» WHAT IS EXPECTED
Return each entry word for word. Leave the images out.

INFORMATION SHOWN Block Start

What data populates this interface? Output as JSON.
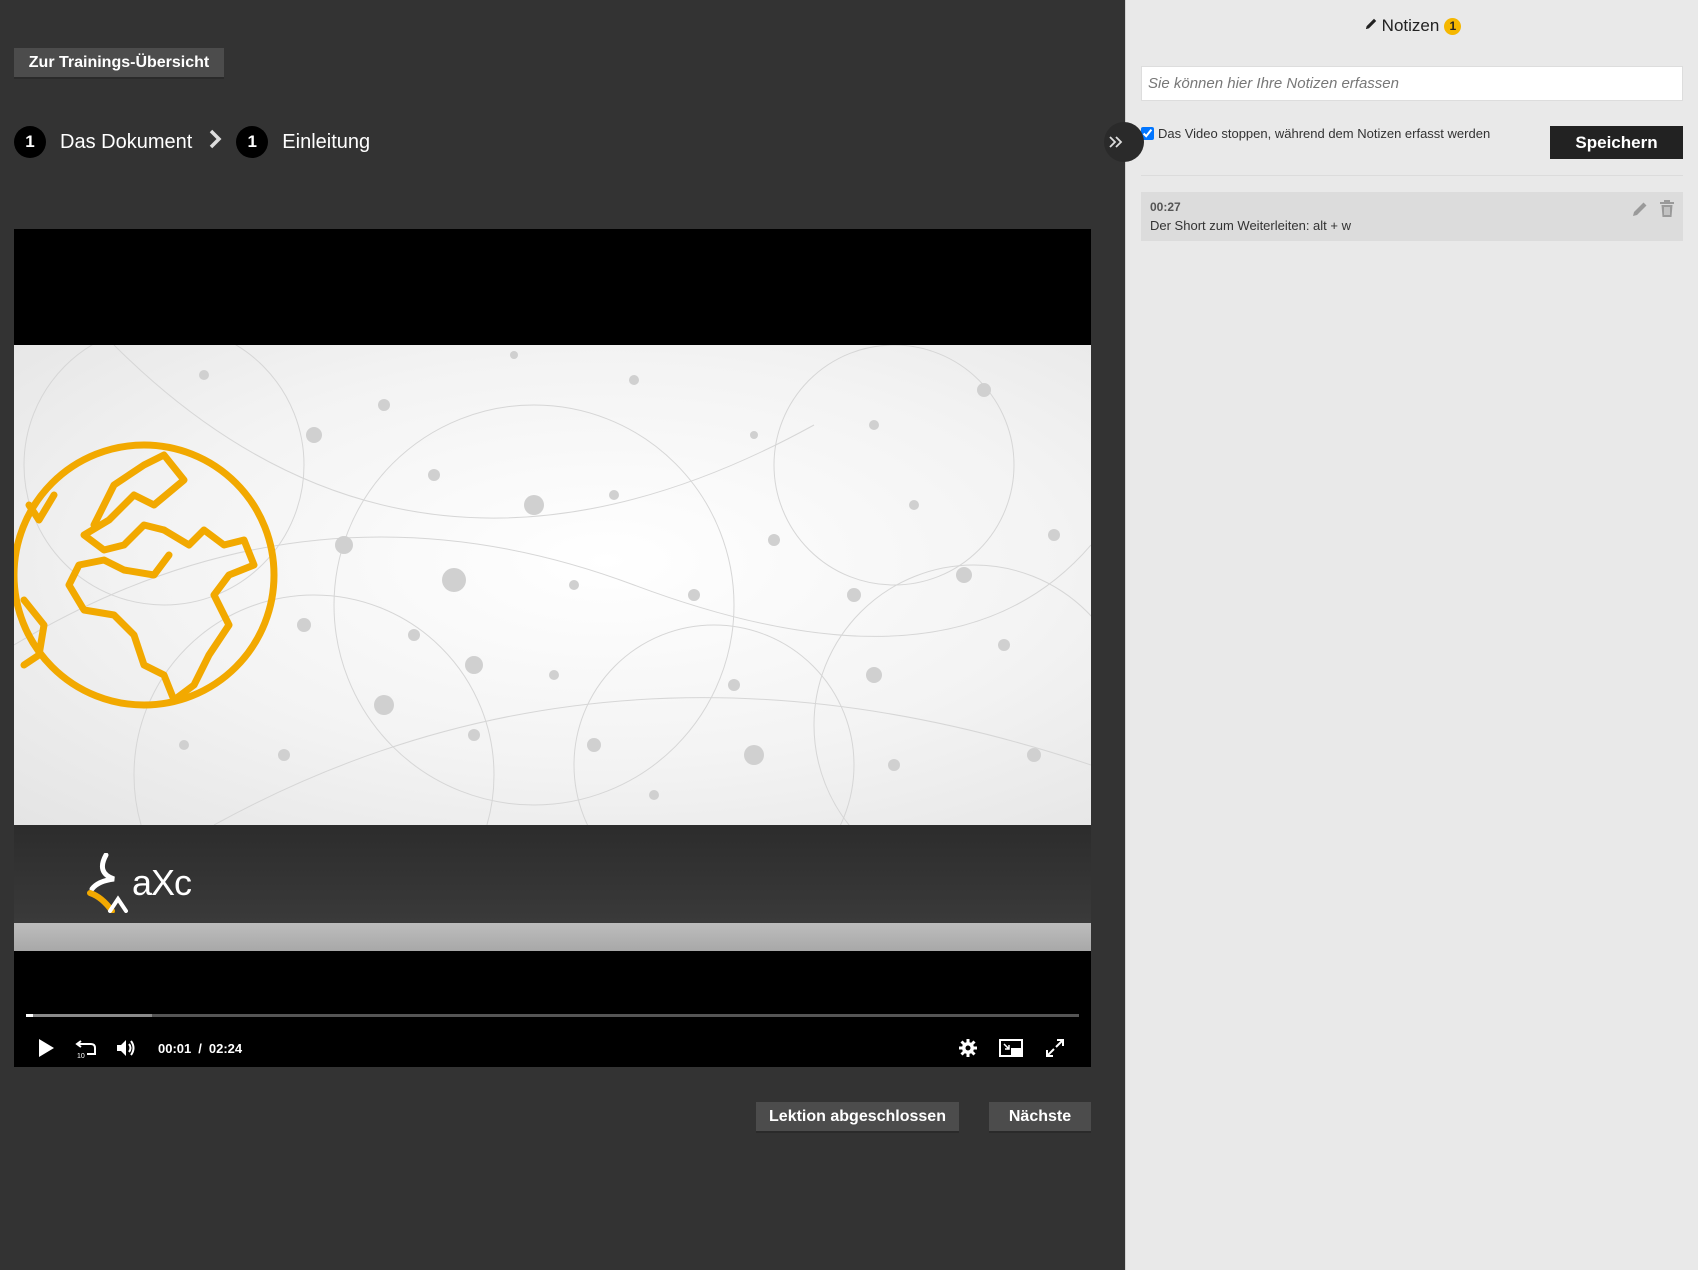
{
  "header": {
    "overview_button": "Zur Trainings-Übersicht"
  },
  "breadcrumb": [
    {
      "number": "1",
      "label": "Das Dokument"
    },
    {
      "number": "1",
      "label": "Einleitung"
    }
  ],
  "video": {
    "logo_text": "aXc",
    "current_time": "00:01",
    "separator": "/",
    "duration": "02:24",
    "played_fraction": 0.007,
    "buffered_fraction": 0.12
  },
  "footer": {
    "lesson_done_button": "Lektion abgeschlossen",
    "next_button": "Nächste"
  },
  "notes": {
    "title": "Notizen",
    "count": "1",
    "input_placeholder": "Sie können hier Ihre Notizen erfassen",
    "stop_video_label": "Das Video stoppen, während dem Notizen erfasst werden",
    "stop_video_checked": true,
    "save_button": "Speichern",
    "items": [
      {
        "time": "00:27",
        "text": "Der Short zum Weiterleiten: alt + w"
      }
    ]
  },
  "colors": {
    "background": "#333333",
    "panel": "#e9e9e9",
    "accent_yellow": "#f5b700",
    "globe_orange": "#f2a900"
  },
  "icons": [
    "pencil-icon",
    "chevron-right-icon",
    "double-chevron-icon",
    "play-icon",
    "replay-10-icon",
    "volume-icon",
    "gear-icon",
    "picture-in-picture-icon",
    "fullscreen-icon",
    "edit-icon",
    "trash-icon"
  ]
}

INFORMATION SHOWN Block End

» PROBLEM SOLUTION
What data populates this interface? Output as JSON.
{
  "header": {
    "overview_button": "Zur Trainings-Übersicht"
  },
  "breadcrumb": [
    {
      "number": "1",
      "label": "Das Dokument"
    },
    {
      "number": "1",
      "label": "Einleitung"
    }
  ],
  "video": {
    "logo_text": "aXc",
    "current_time": "00:01",
    "separator": "/",
    "duration": "02:24",
    "played_fraction": 0.007,
    "buffered_fraction": 0.12
  },
  "footer": {
    "lesson_done_button": "Lektion abgeschlossen",
    "next_button": "Nächste"
  },
  "notes": {
    "title": "Notizen",
    "count": "1",
    "input_placeholder": "Sie können hier Ihre Notizen erfassen",
    "stop_video_label": "Das Video stoppen, während dem Notizen erfasst werden",
    "stop_video_checked": true,
    "save_button": "Speichern",
    "items": [
      {
        "time": "00:27",
        "text": "Der Short zum Weiterleiten: alt + w"
      }
    ]
  },
  "colors": {
    "background": "#333333",
    "panel": "#e9e9e9",
    "accent_yellow": "#f5b700",
    "globe_orange": "#f2a900"
  },
  "icons": [
    "pencil-icon",
    "chevron-right-icon",
    "double-chevron-icon",
    "play-icon",
    "replay-10-icon",
    "volume-icon",
    "gear-icon",
    "picture-in-picture-icon",
    "fullscreen-icon",
    "edit-icon",
    "trash-icon"
  ]
}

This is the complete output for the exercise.